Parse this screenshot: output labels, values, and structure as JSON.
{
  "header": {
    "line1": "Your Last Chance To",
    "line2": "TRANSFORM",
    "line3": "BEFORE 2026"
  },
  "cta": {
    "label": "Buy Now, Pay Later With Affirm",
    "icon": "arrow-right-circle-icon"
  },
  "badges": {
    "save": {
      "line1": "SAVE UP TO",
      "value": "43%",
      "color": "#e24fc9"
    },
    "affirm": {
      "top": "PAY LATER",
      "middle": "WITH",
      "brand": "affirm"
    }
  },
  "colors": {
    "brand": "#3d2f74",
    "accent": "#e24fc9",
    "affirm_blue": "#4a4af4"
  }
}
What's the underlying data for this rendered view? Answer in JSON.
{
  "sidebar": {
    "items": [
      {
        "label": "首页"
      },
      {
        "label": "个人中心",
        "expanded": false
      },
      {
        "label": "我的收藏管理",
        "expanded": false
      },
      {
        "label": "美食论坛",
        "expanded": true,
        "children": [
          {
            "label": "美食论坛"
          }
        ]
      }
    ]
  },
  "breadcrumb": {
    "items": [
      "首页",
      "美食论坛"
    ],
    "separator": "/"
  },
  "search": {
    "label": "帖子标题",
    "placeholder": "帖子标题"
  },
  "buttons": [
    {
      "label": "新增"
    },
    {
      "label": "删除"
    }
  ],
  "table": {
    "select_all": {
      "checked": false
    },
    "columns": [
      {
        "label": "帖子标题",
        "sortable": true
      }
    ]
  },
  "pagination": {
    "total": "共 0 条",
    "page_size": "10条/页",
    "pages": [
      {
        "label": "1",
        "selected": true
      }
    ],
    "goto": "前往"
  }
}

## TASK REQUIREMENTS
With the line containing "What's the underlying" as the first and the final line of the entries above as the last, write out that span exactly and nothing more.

## EXERCISE RESULT
What's the underlying data for this rendered view? Answer in JSON.
{
  "sidebar": {
    "items": [
      {
        "label": "首页"
      },
      {
        "label": "个人中心",
        "expanded": false
      },
      {
        "label": "我的收藏管理",
        "expanded": false
      },
      {
        "label": "美食论坛",
        "expanded": true,
        "children": [
          {
            "label": "美食论坛"
          }
        ]
      }
    ]
  },
  "breadcrumb": {
    "items": [
      "首页",
      "美食论坛"
    ],
    "separator": "/"
  },
  "search": {
    "label": "帖子标题",
    "placeholder": "帖子标题"
  },
  "buttons": [
    {
      "label": "新增"
    },
    {
      "label": "删除"
    }
  ],
  "table": {
    "select_all": {
      "checked": false
    },
    "columns": [
      {
        "label": "帖子标题",
        "sortable": true
      }
    ]
  },
  "pagination": {
    "total": "共 0 条",
    "page_size": "10条/页",
    "pages": [
      {
        "label": "1",
        "selected": true
      }
    ],
    "goto": "前往"
  }
}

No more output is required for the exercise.